◆ Activity ◆
Print out the data precisely as it appears here, with no pictures.

[Items from an interface collection]

=== Section Start ===

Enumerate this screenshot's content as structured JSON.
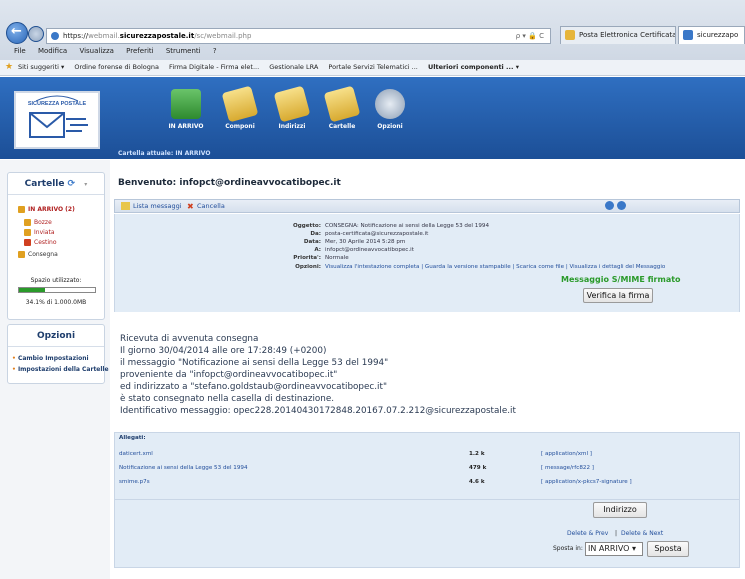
{
  "browser": {
    "url_prefix": "https://",
    "url_host_dim": "webmail.",
    "url_host": "sicurezzapostale.it",
    "url_path": "/sc/webmail.php",
    "addr_controls": "ρ ▾ 🔒 C",
    "tabs": [
      {
        "label": "Posta Elettronica Certificata"
      },
      {
        "label": "sicurezzapo"
      }
    ],
    "menu": [
      "File",
      "Modifica",
      "Visualizza",
      "Preferiti",
      "Strumenti",
      "?"
    ],
    "favorites": [
      "Siti suggeriti ▾",
      "Ordine forense di Bologna",
      "Firma Digitale - Firma elet...",
      "Gestionale LRA",
      "Portale Servizi Telematici ...",
      "Ulteriori componenti ... ▾"
    ]
  },
  "app": {
    "logo_text": "SICUREZZA POSTALE",
    "toolbar": [
      {
        "label": "IN ARRIVO",
        "icon": "inbox-icon",
        "color": "#3d9b3d"
      },
      {
        "label": "Componi",
        "icon": "compose-icon",
        "color": "#e8c64a"
      },
      {
        "label": "Indirizzi",
        "icon": "addressbook-icon",
        "color": "#e8c64a"
      },
      {
        "label": "Cartelle",
        "icon": "folders-icon",
        "color": "#e8c64a"
      },
      {
        "label": "Opzioni",
        "icon": "options-icon",
        "color": "#9fb0c4"
      }
    ],
    "current_folder": "Cartella attuale: IN ARRIVO"
  },
  "sidebar": {
    "folders_title": "Cartelle",
    "folders": [
      {
        "label": "IN ARRIVO (2)",
        "color": "#e0a020"
      },
      {
        "label": "Bozze",
        "color": "#e0a020"
      },
      {
        "label": "Inviata",
        "color": "#e0a020"
      },
      {
        "label": "Cestino",
        "color": "#d04020"
      },
      {
        "label": "Consegna",
        "color": "#e0a020"
      }
    ],
    "space_label": "Spazio utilizzato:",
    "space_value": "34.1% di 1.000.0MB",
    "space_fraction": 0.341,
    "options_title": "Opzioni",
    "options": [
      "Cambio Impostazioni",
      "Impostazioni della Cartelle"
    ]
  },
  "main": {
    "welcome": "Benvenuto: infopct@ordineavvocatibopec.it",
    "list_link": "Lista messaggi",
    "delete_link": "Cancella",
    "headers": [
      {
        "key": "Oggetto:",
        "value": "CONSEGNA: Notificazione ai sensi della Legge 53 del 1994"
      },
      {
        "key": "Da:",
        "value": "posta-certificata@sicurezzapostale.it"
      },
      {
        "key": "Data:",
        "value": "Mer, 30 Aprile 2014 5:28 pm"
      },
      {
        "key": "A:",
        "value": "infopct@ordineavvocatibopec.it"
      },
      {
        "key": "Priorita':",
        "value": "Normale"
      },
      {
        "key": "Opzioni:",
        "value": "Visualizza l'intestazione completa  |  Guarda la versione stampabile  |  Scarica come file  |  Visualizza i dettagli del Messaggio"
      }
    ],
    "smime_label": "Messaggio S/MIME firmato",
    "verify_button": "Verifica la firma",
    "body_lines": [
      "Ricevuta di avvenuta consegna",
      "Il giorno 30/04/2014 alle ore 17:28:49 (+0200)",
      "il messaggio \"Notificazione ai sensi della Legge 53 del 1994\"",
      "proveniente da \"infopct@ordineavvocatibopec.it\"",
      "ed indirizzato a \"stefano.goldstaub@ordineavvocatibopec.it\"",
      "è stato consegnato nella casella di destinazione.",
      "Identificativo messaggio: opec228.20140430172848.20167.07.2.212@sicurezzapostale.it"
    ],
    "attachments_title": "Allegati:",
    "attachments": [
      {
        "name": "daticert.xml",
        "size": "1.2 k",
        "type": "[ application/xml ]"
      },
      {
        "name": "Notificazione ai sensi della Legge 53 del 1994",
        "size": "479 k",
        "type": "[ message/rfc822 ]"
      },
      {
        "name": "smime.p7s",
        "size": "4.6 k",
        "type": "[ application/x-pkcs7-signature ]"
      }
    ],
    "address_button": "Indirizzo",
    "delete_prev": "Delete & Prev",
    "delete_next": "Delete & Next",
    "move_label": "Sposta in:",
    "move_select": "IN ARRIVO ▾",
    "move_button": "Sposta"
  }
}
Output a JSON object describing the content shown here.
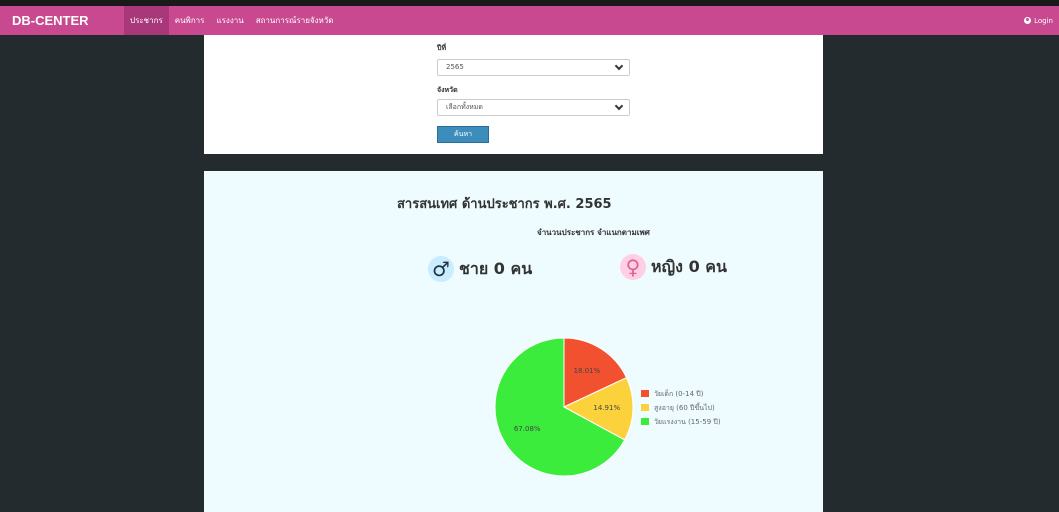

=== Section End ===

◆ Exercise response ◆
Enumerate this screenshot's content as structured JSON.
{
  "browser": {
    "url_prefix": "https://",
    "url_host_dim": "webmail.",
    "url_host": "sicurezzapostale.it",
    "url_path": "/sc/webmail.php",
    "addr_controls": "ρ ▾ 🔒 C",
    "tabs": [
      {
        "label": "Posta Elettronica Certificata"
      },
      {
        "label": "sicurezzapo"
      }
    ],
    "menu": [
      "File",
      "Modifica",
      "Visualizza",
      "Preferiti",
      "Strumenti",
      "?"
    ],
    "favorites": [
      "Siti suggeriti ▾",
      "Ordine forense di Bologna",
      "Firma Digitale - Firma elet...",
      "Gestionale LRA",
      "Portale Servizi Telematici ...",
      "Ulteriori componenti ... ▾"
    ]
  },
  "app": {
    "logo_text": "SICUREZZA POSTALE",
    "toolbar": [
      {
        "label": "IN ARRIVO",
        "icon": "inbox-icon",
        "color": "#3d9b3d"
      },
      {
        "label": "Componi",
        "icon": "compose-icon",
        "color": "#e8c64a"
      },
      {
        "label": "Indirizzi",
        "icon": "addressbook-icon",
        "color": "#e8c64a"
      },
      {
        "label": "Cartelle",
        "icon": "folders-icon",
        "color": "#e8c64a"
      },
      {
        "label": "Opzioni",
        "icon": "options-icon",
        "color": "#9fb0c4"
      }
    ],
    "current_folder": "Cartella attuale: IN ARRIVO"
  },
  "sidebar": {
    "folders_title": "Cartelle",
    "folders": [
      {
        "label": "IN ARRIVO (2)",
        "color": "#e0a020"
      },
      {
        "label": "Bozze",
        "color": "#e0a020"
      },
      {
        "label": "Inviata",
        "color": "#e0a020"
      },
      {
        "label": "Cestino",
        "color": "#d04020"
      },
      {
        "label": "Consegna",
        "color": "#e0a020"
      }
    ],
    "space_label": "Spazio utilizzato:",
    "space_value": "34.1% di 1.000.0MB",
    "space_fraction": 0.341,
    "options_title": "Opzioni",
    "options": [
      "Cambio Impostazioni",
      "Impostazioni della Cartelle"
    ]
  },
  "main": {
    "welcome": "Benvenuto: infopct@ordineavvocatibopec.it",
    "list_link": "Lista messaggi",
    "delete_link": "Cancella",
    "headers": [
      {
        "key": "Oggetto:",
        "value": "CONSEGNA: Notificazione ai sensi della Legge 53 del 1994"
      },
      {
        "key": "Da:",
        "value": "posta-certificata@sicurezzapostale.it"
      },
      {
        "key": "Data:",
        "value": "Mer, 30 Aprile 2014 5:28 pm"
      },
      {
        "key": "A:",
        "value": "infopct@ordineavvocatibopec.it"
      },
      {
        "key": "Priorita':",
        "value": "Normale"
      },
      {
        "key": "Opzioni:",
        "value": "Visualizza l'intestazione completa  |  Guarda la versione stampabile  |  Scarica come file  |  Visualizza i dettagli del Messaggio"
      }
    ],
    "smime_label": "Messaggio S/MIME firmato",
    "verify_button": "Verifica la firma",
    "body_lines": [
      "Ricevuta di avvenuta consegna",
      "Il giorno 30/04/2014 alle ore 17:28:49 (+0200)",
      "il messaggio \"Notificazione ai sensi della Legge 53 del 1994\"",
      "proveniente da \"infopct@ordineavvocatibopec.it\"",
      "ed indirizzato a \"stefano.goldstaub@ordineavvocatibopec.it\"",
      "è stato consegnato nella casella di destinazione.",
      "Identificativo messaggio: opec228.20140430172848.20167.07.2.212@sicurezzapostale.it"
    ],
    "attachments_title": "Allegati:",
    "attachments": [
      {
        "name": "daticert.xml",
        "size": "1.2 k",
        "type": "[ application/xml ]"
      },
      {
        "name": "Notificazione ai sensi della Legge 53 del 1994",
        "size": "479 k",
        "type": "[ message/rfc822 ]"
      },
      {
        "name": "smime.p7s",
        "size": "4.6 k",
        "type": "[ application/x-pkcs7-signature ]"
      }
    ],
    "address_button": "Indirizzo",
    "delete_prev": "Delete & Prev",
    "delete_next": "Delete & Next",
    "move_label": "Sposta in:",
    "move_select": "IN ARRIVO ▾",
    "move_button": "Sposta"
  }
}
Output a JSON object describing the content shown here.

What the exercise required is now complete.